=== DATA PROVIDED ===
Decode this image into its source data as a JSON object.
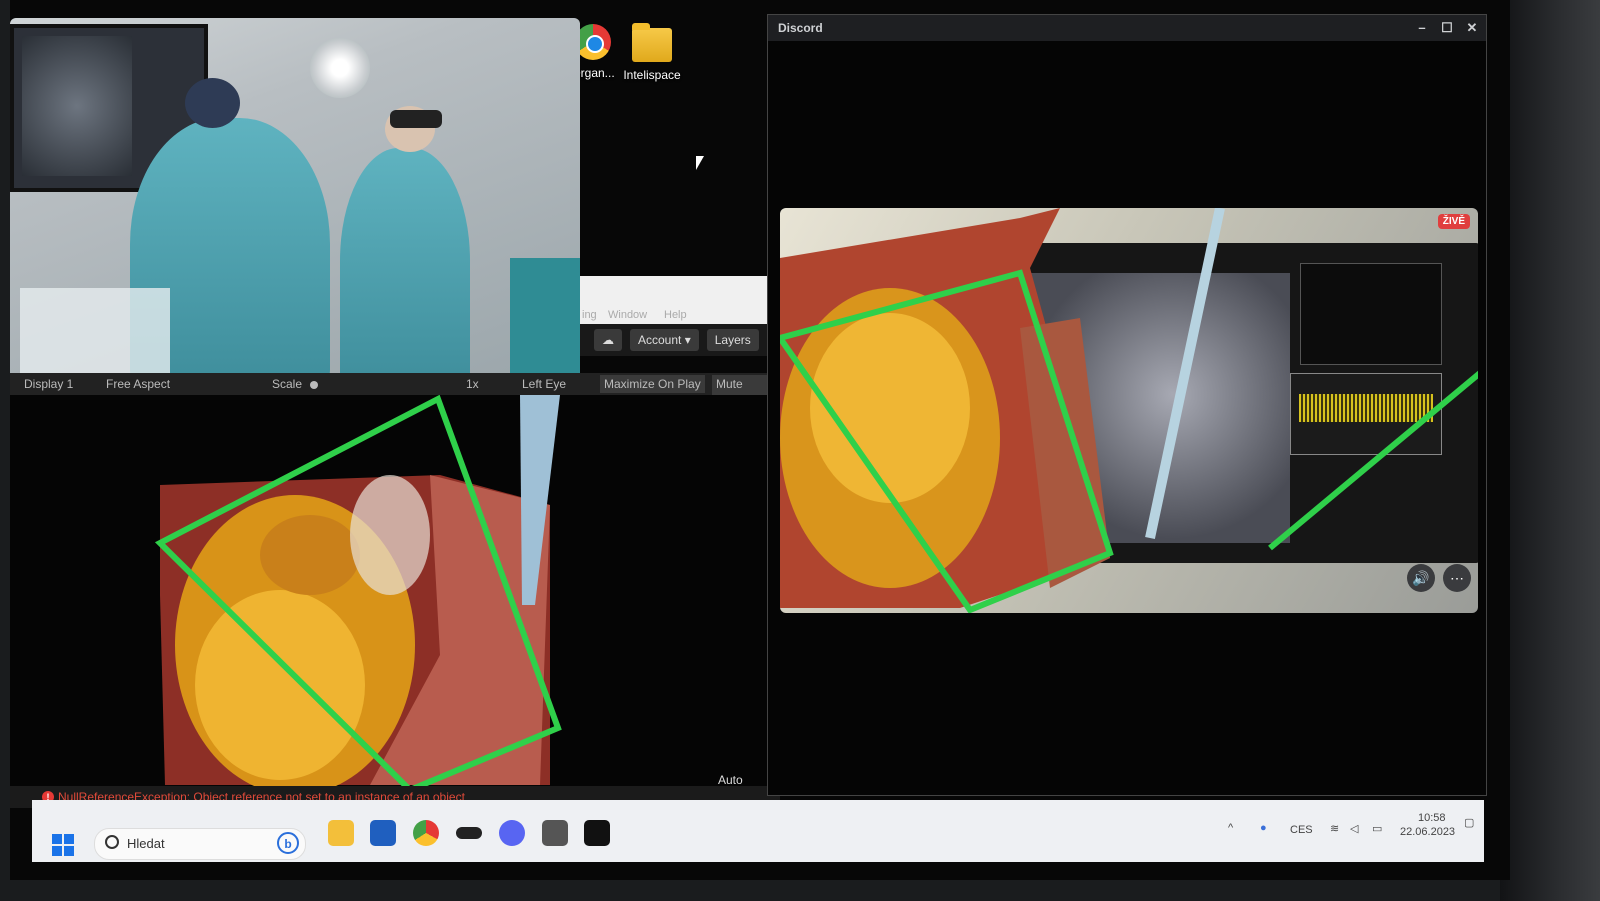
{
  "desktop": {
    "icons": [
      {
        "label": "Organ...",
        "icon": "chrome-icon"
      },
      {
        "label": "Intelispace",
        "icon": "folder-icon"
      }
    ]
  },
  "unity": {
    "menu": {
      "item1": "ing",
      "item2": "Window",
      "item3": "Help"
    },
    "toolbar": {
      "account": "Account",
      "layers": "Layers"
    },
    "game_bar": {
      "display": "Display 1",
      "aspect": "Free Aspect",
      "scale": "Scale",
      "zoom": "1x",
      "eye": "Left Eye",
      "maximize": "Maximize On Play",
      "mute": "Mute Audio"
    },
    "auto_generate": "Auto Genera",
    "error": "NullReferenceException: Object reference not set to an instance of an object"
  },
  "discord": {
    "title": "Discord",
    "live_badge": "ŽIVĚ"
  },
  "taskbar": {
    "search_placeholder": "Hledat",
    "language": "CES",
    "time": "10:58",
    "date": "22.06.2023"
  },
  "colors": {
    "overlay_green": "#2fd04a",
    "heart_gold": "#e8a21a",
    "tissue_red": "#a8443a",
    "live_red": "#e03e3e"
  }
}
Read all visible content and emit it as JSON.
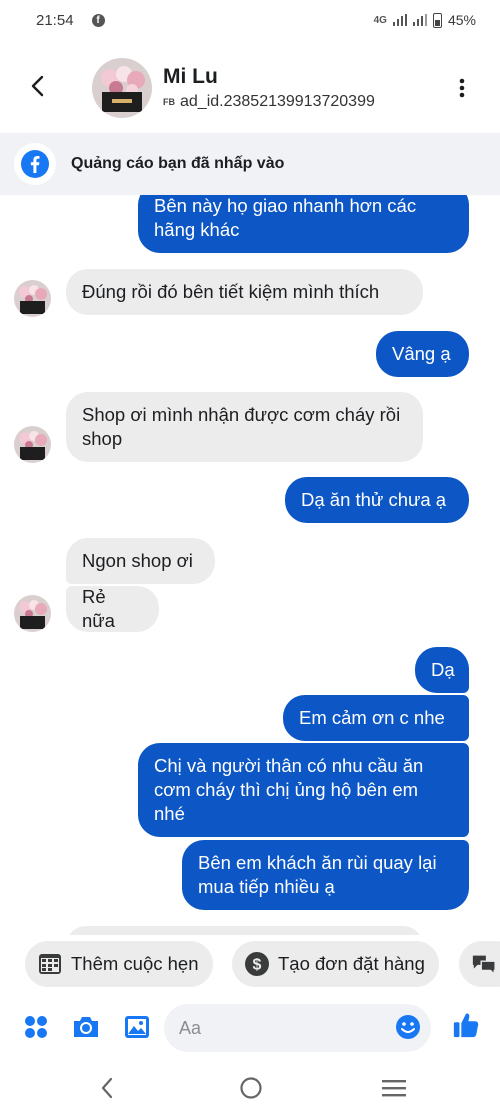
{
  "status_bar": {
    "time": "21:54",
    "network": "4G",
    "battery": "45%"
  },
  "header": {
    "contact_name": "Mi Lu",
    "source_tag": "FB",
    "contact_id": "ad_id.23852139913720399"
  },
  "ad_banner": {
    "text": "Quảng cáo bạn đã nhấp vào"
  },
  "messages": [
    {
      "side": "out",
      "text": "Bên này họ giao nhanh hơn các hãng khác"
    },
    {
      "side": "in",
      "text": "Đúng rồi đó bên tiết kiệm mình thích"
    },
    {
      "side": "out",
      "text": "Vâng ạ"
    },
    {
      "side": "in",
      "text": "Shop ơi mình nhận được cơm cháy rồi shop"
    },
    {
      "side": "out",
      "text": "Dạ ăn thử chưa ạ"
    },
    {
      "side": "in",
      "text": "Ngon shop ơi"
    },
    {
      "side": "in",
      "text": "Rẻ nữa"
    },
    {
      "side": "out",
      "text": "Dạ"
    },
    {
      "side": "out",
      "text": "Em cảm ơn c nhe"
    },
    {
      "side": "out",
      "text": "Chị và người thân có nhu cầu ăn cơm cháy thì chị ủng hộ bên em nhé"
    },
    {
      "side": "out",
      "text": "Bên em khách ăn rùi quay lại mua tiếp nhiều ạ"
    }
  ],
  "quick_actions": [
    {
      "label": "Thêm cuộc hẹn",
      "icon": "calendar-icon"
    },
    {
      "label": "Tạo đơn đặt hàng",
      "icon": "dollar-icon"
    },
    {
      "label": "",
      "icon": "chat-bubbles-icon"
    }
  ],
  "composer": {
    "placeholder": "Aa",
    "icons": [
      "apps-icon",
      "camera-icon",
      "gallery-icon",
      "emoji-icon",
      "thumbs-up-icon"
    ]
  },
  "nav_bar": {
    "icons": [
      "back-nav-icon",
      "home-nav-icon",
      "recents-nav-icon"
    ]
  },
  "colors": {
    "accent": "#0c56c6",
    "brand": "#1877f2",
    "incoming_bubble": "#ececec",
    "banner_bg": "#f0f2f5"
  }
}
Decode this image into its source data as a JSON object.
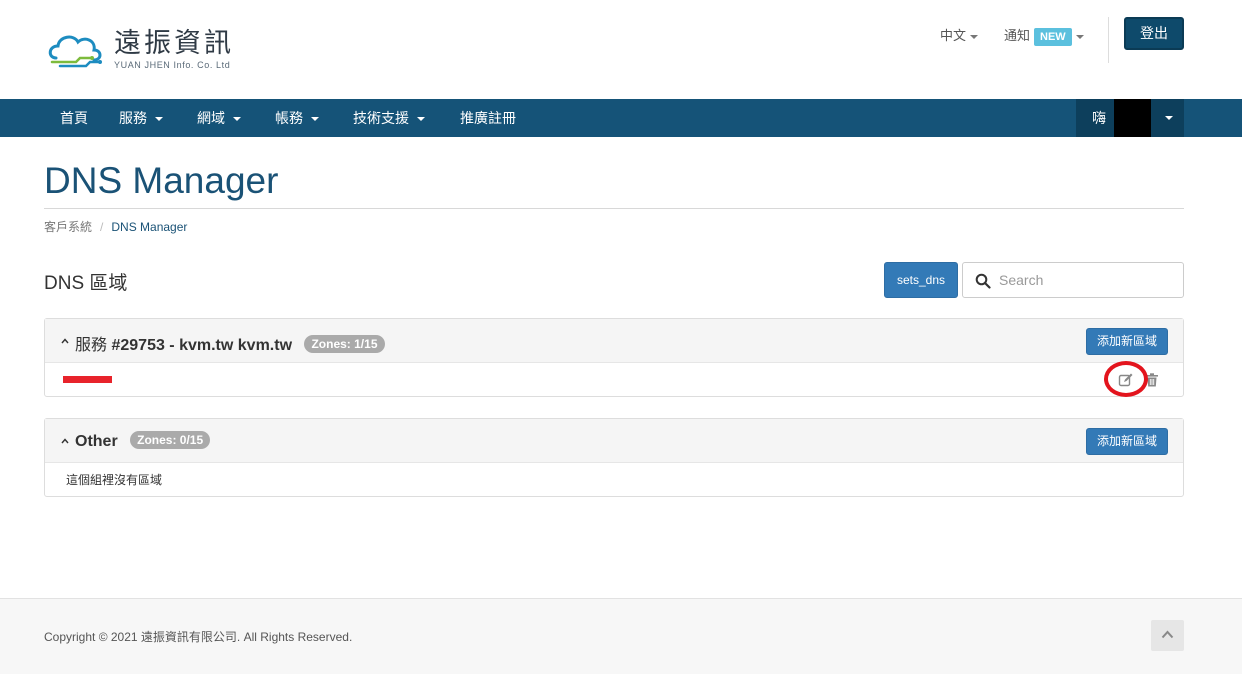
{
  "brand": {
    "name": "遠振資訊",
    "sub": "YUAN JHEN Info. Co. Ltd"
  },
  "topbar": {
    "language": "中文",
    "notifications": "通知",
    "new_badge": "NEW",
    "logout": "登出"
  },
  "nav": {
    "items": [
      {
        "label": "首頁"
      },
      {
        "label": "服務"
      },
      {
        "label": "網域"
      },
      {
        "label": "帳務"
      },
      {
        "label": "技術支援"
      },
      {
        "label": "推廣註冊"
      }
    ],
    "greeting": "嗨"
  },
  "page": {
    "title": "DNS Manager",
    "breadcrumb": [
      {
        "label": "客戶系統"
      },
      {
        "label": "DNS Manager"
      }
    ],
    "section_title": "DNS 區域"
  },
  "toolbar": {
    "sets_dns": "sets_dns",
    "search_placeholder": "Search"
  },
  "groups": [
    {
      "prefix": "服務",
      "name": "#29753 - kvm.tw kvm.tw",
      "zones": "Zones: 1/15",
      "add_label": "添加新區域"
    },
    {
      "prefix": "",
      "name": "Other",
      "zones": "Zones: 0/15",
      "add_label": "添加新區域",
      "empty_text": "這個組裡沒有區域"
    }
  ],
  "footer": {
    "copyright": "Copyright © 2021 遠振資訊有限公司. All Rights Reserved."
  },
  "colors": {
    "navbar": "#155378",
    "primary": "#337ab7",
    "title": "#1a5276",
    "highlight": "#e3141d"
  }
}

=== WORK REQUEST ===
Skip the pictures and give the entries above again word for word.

=== ANSWER SECTION ===
Decode this image into its source data as a JSON object.
{
  "desktop": {
    "icons": [
      {
        "label": "Organ...",
        "icon": "chrome-icon"
      },
      {
        "label": "Intelispace",
        "icon": "folder-icon"
      }
    ]
  },
  "unity": {
    "menu": {
      "item1": "ing",
      "item2": "Window",
      "item3": "Help"
    },
    "toolbar": {
      "account": "Account",
      "layers": "Layers"
    },
    "game_bar": {
      "display": "Display 1",
      "aspect": "Free Aspect",
      "scale": "Scale",
      "zoom": "1x",
      "eye": "Left Eye",
      "maximize": "Maximize On Play",
      "mute": "Mute Audio"
    },
    "auto_generate": "Auto Genera",
    "error": "NullReferenceException: Object reference not set to an instance of an object"
  },
  "discord": {
    "title": "Discord",
    "live_badge": "ŽIVĚ"
  },
  "taskbar": {
    "search_placeholder": "Hledat",
    "language": "CES",
    "time": "10:58",
    "date": "22.06.2023"
  },
  "colors": {
    "overlay_green": "#2fd04a",
    "heart_gold": "#e8a21a",
    "tissue_red": "#a8443a",
    "live_red": "#e03e3e"
  }
}
Read all visible content and emit it as JSON.
{
  "status_bar": {
    "time": "21:54",
    "network": "4G",
    "battery": "45%"
  },
  "header": {
    "contact_name": "Mi Lu",
    "source_tag": "FB",
    "contact_id": "ad_id.23852139913720399"
  },
  "ad_banner": {
    "text": "Quảng cáo bạn đã nhấp vào"
  },
  "messages": [
    {
      "side": "out",
      "text": "Bên này họ giao nhanh hơn các hãng khác"
    },
    {
      "side": "in",
      "text": "Đúng rồi đó bên tiết kiệm mình thích"
    },
    {
      "side": "out",
      "text": "Vâng ạ"
    },
    {
      "side": "in",
      "text": "Shop ơi mình nhận được cơm cháy rồi shop"
    },
    {
      "side": "out",
      "text": "Dạ ăn thử chưa ạ"
    },
    {
      "side": "in",
      "text": "Ngon shop ơi"
    },
    {
      "side": "in",
      "text": "Rẻ nữa"
    },
    {
      "side": "out",
      "text": "Dạ"
    },
    {
      "side": "out",
      "text": "Em cảm ơn c nhe"
    },
    {
      "side": "out",
      "text": "Chị và người thân có nhu cầu ăn cơm cháy thì chị ủng hộ bên em nhé"
    },
    {
      "side": "out",
      "text": "Bên em khách ăn rùi quay lại mua tiếp nhiều ạ"
    }
  ],
  "quick_actions": [
    {
      "label": "Thêm cuộc hẹn",
      "icon": "calendar-icon"
    },
    {
      "label": "Tạo đơn đặt hàng",
      "icon": "dollar-icon"
    },
    {
      "label": "",
      "icon": "chat-bubbles-icon"
    }
  ],
  "composer": {
    "placeholder": "Aa",
    "icons": [
      "apps-icon",
      "camera-icon",
      "gallery-icon",
      "emoji-icon",
      "thumbs-up-icon"
    ]
  },
  "nav_bar": {
    "icons": [
      "back-nav-icon",
      "home-nav-icon",
      "recents-nav-icon"
    ]
  },
  "colors": {
    "accent": "#0c56c6",
    "brand": "#1877f2",
    "incoming_bubble": "#ececec",
    "banner_bg": "#f0f2f5"
  }
}
Decode this image into its source data as a JSON object.
{
  "brand": {
    "name": "遠振資訊",
    "sub": "YUAN JHEN Info. Co. Ltd"
  },
  "topbar": {
    "language": "中文",
    "notifications": "通知",
    "new_badge": "NEW",
    "logout": "登出"
  },
  "nav": {
    "items": [
      {
        "label": "首頁"
      },
      {
        "label": "服務"
      },
      {
        "label": "網域"
      },
      {
        "label": "帳務"
      },
      {
        "label": "技術支援"
      },
      {
        "label": "推廣註冊"
      }
    ],
    "greeting": "嗨"
  },
  "page": {
    "title": "DNS Manager",
    "breadcrumb": [
      {
        "label": "客戶系統"
      },
      {
        "label": "DNS Manager"
      }
    ],
    "section_title": "DNS 區域"
  },
  "toolbar": {
    "sets_dns": "sets_dns",
    "search_placeholder": "Search"
  },
  "groups": [
    {
      "prefix": "服務",
      "name": "#29753 - kvm.tw kvm.tw",
      "zones": "Zones: 1/15",
      "add_label": "添加新區域"
    },
    {
      "prefix": "",
      "name": "Other",
      "zones": "Zones: 0/15",
      "add_label": "添加新區域",
      "empty_text": "這個組裡沒有區域"
    }
  ],
  "footer": {
    "copyright": "Copyright © 2021 遠振資訊有限公司. All Rights Reserved."
  },
  "colors": {
    "navbar": "#155378",
    "primary": "#337ab7",
    "title": "#1a5276",
    "highlight": "#e3141d"
  }
}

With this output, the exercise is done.